Part of that accomplishment goes to Favreau’s use of soundstages and blue-screen to create a jungle just as fantastical as the anthropomorphic animals that inhabit it. By keeping everything an illusion, it all blends to make the film more of a reality than if the crew had tried to inject CGI creatures into real landscapes. There’s no waver of CGI-meets-real to be seen, not a hiccup of tech to give anything away. In fact, the animals look so real I wanted to pick up Mowgli’s runty brother Grey and snuggle him, and call him George. Sadly, Grey is nothing but pixels. EXCEPT IN MY HEART.
The themes of growing up, becoming who you’re meant to be, and deciding who you’ll become are loud and proud here. The Jungle Book has always been a mix of hero’s journey and coming-of-age tale, and this film does a good job of dovetailing these ideas into a cohesive whole. A huge chunk of why that’s so successful is on the shoulders of this film’s star, Neel Sethi. Not only did this 12 year old have to run the gamut of emotions, he had to do so with nothing but the occasional puppeteer in a room full of bluescreen. Sethi’s performance is very good on its surface, but knowing he was pretty much going it alone? Outstanding.
Folks who love the easy-going, Stripes-like charm of Bill Murray will find it here in his voice performance as Baloo the bear. He’s perfectly cast, as is Kingsley as the regal but caring Bagheera, and Nyong’o as the fiercely protective and unapologetically loving mother wolf Raksha. I swear her scenes where Raksha proclaims Mowgli is her cub had me close to tears. And, of course, Idris Elba can do no wrong as the Big Bad, Shere Khan. There’s malice and a joy in his violence, but there’s also pain, and fear of the humans who scarred him. It’s your typical Disney baddie, but Elba gives Khan a touch of believablility. I understood why Khan was the way he was. I didn’t like it, but I understood it.

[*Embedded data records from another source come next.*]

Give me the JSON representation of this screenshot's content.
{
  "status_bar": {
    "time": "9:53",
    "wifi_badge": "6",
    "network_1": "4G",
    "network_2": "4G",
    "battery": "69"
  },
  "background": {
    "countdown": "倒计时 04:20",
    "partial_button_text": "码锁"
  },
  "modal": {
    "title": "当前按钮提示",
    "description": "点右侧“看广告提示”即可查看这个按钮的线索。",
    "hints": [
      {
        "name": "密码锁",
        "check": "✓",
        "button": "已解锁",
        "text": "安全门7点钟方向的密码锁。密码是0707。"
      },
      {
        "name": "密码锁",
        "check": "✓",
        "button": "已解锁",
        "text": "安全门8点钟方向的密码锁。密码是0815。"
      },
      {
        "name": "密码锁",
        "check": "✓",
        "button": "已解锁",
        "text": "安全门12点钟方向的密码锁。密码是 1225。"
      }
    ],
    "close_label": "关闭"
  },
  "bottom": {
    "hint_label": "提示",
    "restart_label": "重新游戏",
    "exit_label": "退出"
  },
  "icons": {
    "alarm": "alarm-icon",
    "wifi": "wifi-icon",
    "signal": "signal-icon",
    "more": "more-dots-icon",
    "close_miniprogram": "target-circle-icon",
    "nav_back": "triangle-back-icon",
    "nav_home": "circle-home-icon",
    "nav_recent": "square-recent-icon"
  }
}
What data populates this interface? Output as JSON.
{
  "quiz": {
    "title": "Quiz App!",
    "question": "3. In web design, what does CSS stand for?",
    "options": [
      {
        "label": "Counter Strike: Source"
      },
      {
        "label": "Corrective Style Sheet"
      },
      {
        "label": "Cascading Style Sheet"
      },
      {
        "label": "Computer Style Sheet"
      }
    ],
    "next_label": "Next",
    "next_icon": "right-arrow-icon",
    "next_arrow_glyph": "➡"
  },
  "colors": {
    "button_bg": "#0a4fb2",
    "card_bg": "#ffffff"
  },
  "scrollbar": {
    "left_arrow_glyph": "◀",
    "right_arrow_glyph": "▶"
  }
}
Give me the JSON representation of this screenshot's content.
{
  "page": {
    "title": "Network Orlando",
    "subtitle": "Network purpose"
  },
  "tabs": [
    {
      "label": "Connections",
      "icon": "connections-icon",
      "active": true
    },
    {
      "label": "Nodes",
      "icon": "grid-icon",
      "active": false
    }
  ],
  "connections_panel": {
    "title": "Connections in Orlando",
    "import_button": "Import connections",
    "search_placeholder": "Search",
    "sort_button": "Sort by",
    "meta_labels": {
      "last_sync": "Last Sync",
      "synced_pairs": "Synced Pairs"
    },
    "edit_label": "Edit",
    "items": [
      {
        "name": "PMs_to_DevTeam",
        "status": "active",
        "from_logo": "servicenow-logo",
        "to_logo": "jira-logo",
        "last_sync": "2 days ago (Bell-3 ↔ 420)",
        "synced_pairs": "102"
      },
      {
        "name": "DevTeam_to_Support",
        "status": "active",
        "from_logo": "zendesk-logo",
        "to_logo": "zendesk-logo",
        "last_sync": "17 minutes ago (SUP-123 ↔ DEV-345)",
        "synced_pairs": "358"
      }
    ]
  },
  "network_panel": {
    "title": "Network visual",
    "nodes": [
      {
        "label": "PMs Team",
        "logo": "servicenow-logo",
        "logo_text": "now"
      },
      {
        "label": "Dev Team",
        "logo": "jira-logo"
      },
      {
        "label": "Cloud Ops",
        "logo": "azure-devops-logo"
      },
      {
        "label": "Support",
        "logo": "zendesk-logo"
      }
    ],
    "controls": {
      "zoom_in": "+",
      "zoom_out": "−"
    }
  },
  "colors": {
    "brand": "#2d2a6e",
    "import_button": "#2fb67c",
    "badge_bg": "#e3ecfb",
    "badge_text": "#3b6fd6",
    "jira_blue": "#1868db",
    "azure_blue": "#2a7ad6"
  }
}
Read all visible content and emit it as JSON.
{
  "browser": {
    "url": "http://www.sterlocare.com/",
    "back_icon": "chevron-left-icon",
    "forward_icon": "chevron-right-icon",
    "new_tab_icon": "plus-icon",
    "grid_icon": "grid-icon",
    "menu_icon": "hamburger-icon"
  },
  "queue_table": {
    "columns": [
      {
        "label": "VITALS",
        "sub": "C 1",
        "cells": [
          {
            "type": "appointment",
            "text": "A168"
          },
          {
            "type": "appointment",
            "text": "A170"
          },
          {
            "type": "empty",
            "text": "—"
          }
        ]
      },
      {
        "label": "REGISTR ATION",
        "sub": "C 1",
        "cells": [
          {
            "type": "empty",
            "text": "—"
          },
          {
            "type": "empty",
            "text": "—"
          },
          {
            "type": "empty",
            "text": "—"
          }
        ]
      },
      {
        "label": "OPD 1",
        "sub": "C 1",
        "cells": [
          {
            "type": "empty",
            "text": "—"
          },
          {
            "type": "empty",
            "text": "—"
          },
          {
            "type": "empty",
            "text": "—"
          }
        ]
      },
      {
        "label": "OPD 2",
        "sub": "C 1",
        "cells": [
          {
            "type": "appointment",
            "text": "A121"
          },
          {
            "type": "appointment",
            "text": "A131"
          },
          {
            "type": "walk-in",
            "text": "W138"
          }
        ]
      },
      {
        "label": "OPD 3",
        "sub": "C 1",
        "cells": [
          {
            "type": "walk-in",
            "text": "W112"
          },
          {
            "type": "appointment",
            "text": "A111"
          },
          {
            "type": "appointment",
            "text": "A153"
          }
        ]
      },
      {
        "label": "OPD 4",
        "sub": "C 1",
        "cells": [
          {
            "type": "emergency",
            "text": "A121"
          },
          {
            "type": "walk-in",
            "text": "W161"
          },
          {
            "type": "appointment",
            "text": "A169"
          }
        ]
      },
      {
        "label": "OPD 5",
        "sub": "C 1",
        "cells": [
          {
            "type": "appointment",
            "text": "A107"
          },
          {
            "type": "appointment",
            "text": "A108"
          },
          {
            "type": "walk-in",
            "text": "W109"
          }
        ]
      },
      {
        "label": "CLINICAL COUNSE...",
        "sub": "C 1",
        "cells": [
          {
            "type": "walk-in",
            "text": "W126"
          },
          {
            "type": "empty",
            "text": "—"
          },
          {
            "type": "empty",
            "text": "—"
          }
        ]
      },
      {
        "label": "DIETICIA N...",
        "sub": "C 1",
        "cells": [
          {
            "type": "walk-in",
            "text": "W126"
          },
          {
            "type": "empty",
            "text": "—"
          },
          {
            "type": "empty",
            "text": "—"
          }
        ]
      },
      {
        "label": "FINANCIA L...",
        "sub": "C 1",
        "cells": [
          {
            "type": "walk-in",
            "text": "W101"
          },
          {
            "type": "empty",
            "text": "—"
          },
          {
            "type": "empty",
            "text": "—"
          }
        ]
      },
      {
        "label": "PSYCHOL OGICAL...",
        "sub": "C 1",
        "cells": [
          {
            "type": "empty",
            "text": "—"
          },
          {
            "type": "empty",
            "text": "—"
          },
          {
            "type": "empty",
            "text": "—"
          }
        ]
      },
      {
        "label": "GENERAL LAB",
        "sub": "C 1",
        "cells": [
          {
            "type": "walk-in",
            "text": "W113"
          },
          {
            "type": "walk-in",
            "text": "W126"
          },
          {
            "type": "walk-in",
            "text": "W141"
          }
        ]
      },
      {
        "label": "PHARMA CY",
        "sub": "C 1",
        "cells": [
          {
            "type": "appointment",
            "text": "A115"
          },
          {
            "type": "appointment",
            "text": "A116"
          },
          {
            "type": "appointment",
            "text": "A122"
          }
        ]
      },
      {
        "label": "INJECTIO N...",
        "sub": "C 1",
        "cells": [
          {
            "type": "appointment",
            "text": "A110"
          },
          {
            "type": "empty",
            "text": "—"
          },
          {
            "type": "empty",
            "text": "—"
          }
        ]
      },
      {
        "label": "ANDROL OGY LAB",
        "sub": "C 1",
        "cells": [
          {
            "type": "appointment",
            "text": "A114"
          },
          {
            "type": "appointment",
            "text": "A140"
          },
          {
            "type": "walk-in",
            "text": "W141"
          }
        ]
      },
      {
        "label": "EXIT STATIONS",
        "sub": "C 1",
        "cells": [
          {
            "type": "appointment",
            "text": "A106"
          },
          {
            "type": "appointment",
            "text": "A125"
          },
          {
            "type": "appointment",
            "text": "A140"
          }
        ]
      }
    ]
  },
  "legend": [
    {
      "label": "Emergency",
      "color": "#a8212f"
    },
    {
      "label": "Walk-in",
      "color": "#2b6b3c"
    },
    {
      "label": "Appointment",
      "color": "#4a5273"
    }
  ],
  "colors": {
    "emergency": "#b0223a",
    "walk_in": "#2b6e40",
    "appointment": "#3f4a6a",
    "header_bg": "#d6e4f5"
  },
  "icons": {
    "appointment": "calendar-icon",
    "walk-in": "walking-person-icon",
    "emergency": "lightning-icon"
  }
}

So what’s not to like? Well, A few of the characters felt like they were given short shrift in this live-action film – Kaa and King Louie most especially – but I have to say that focusing on Mowgli’s bond with his wolf family, and the friendships he has with Baloo and Bagheera, make up for that. Plus, this Jungle Book isn’t a musical, so time spent with the mesmerizing Kaa and the Gigantopithecus/orangutan King will be shorter since their musical numbers are cut short, or omitted altogether. (Though do stay for the end credits, where you can hear Johansson’s haunting rendition of “Trust In Me”. Well done.) Yeah, so while I would have liked more herpy snaketime, I got more wolftime. Guess I’m fine with that. Plus, there’s a sequel in the works, so who knows what could come along next?
Okay, two last things before I go. One: get the to an IMAX 3D. Seriously. The CGI, art direction and overall amazing eyeball candy are worth springing for the big tickets. Two: this movie is darker than the original animated Jungle Book, so gauge your young wannabe audience members accordingly. No, it’s not as terrifying as censors in India would have you believe. But the animals are so lifelike that very young ones could be afraid and/or sad when they fight, stampede, or otherwise get themselves in perilous situations. Any child under the age of five should probably be sat down for the “real/not real” conversation before you don those hep 3D glasses.